In a journey that would eventually take him to every corner of the globe, photographer Todd Antony set out to identify and celebrate the ineffable qualities that set extraordinary people apart. Sponsored by Finlandia Vodka, Antony traveled with a film crew visiting a funeral dancer in New Orleans, a volcanic seismologist in Iceland, a drag-queen Mexican wrestler and many, many others. What follows is a portfolio of Antony’s beautiful work and a film capturing the characters, along with extracts and observations from each encounter.


“The difference between the bears and people is that you can 100% trust the bears.”

Known as the Bearman of Lapland, Sulo has raised sick and orphaned cubs for the best part of 20 years. Despite their hulking size, Sulo treats the bears with absolute trust, playing and wrestling with them affectionately.

“The bears are like family members to me.”

The week before our meeting, Sulo’s brother Jalo passed away. The brothers had lived together on the farm their whole lives. Now it’s just Sulo, and the bears.

“Well nobody is an individual anymore. Everybody’s like out of a cookie cutter.”

The nonagenarian doyenne of style, Iris is a modern day cultural icon. There was a considered order to the chaos of her Park Avenue apartment. Everything had its place, with Iris perfectly perched at the centre of it all.

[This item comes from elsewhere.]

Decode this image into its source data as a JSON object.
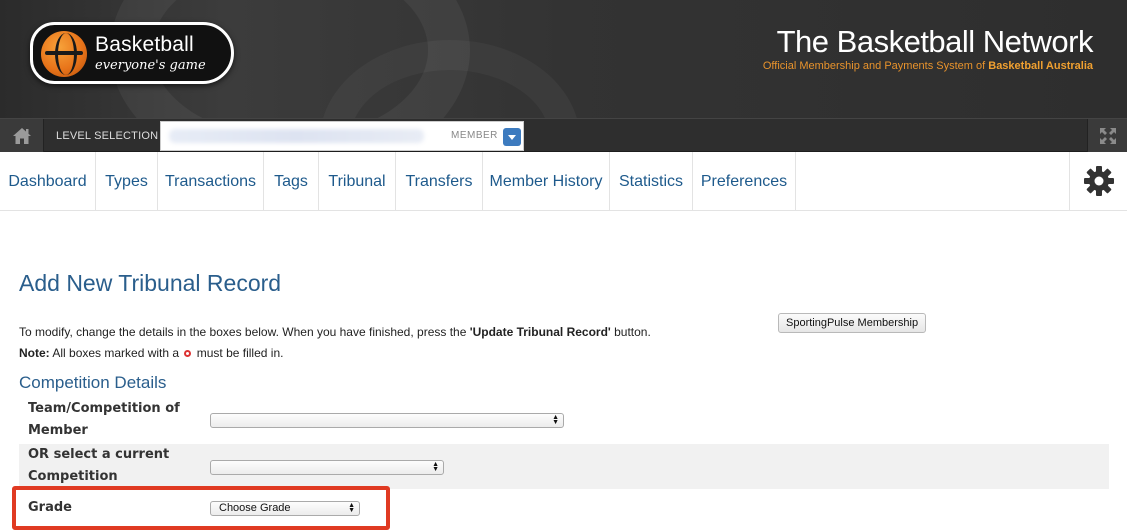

Finlandia Presents – 1000 Years of Less Ordinary

So far we have encountered 1000 years of less ordinary life. These are their stories and this is their wisdom. Our journey continues.

“If you think for one second that you can’t do something, you’ve already lost.”

An actor of growing repute, Hafthor is training to become the world’s strongest man. Jakaból, his gym, resembled a factory. Chalk in the air, steel on the ground and on the back wall a single sign that read ‘No Pussies’.

“Wrestling gave me an identity and the courage to work through all my issues.”

Growing up in the macho boarder town of El Paso, Saúl Armendáriz had to deal with poverty and sexual repression. Now, when he steps into the wrestling ring, he does so as a she, as Cassandro el Exótico, the drag queen star of Mexican wrestling.

“It’s wrestling, not a beauty salon. Although sometimes it looks like one.”

She was the draw. The headliner. The main event. The crowd chanted her name unceasingly. “Cas-san-dro. Cas-san-dro.” The other wrestlers didn’t exist. Everyone was there to see her, and she didn’t disappoint.

“People will make me and people will make me disappear.”

After the glory and adulation of the fight, Cassandro spoke at length about pain. About all the things she’d given up for wrestling, and the lingering fear that her beloved lucha libre would leave her body broken beyond repair.

“After training I have been so cold that I can’t open the doors of my car.”

Tuomas Kaario keeps on pushing the limits of open water distance swimming. Last year he became the first person to cross the freezing 58km Gulf of Finland, doing so in 22 hours, without a wetsuit.

“I was so afraid of the water, the darkness, the waves.”

As a storm rolled in and he prepared to enter the sea, Tuomas explained how he’d grow up in fear of the open water. The darkness and uncertainty that lurked beneath. He took these fears with him every time he swam, as a reminder against complacency.

“God and music are my strength.”

As sweat poured down his face, Squirt Hunter explained how he’d danced at New Orleans “jazz funerals” since he was a boy. For him dancing was a spiritual experience that brought him closer to God.

“A smile is everything. It gives people courage.”

The sun hung low as the procession moved through the graveyard. The band first, playing a rousing number. Next came the mourners, singing and clapping. And then Squirt, dancing hard, leading the second line of the procession.

“Every day the grave is calling us.”

Death wasn’t a sad time for them. It was a time to rejoice and celebrate the life that had been lived. They spoke about the soul being “cut loose”, freed from the pain and hardships of this life.

“The fast reindeer eats the slow one.”

Hanna has raced reindeer since she was a child. Introduced to the sport by her father, who himself raced in the 1980s, she rose steadily through the ranks and is now the Finnish champion and the world record holder over 1km.

“Our traditions make us who we are.”

Talking to Hanna, you get a clear idea of just how important the reindeer is to the people of northern Finland. It plays a central role in their culture, touching every part of their lives from sport to sustenance to economic stability.

“You must not have any fear, or your cover is blown immediately.”

It’s impossible to know who the real Matti Markkanen is. He’ll freely tell you that at different times he’s played the bank robber, the mathematician, the KGB double agent and the prison escapee. Has he been any of these things or has he been all of them? Only he truly knows.

“Driving to my grandfather’s in the countryside you have to pass a volcano.”

Her native Iceland may be the land of fire and ice. But volcanic seismologist Tobba Ágústsdóttir has always gravitated towards the former, the fire that burns just beneath her country’s barren surface.

“You’re tiny compared to Mother Nature.”

Tobba was adamant that science needed to be respectful of nature. She said that we’re all much smaller than we think and that ignorance, especially in the field, was extremely dangerous.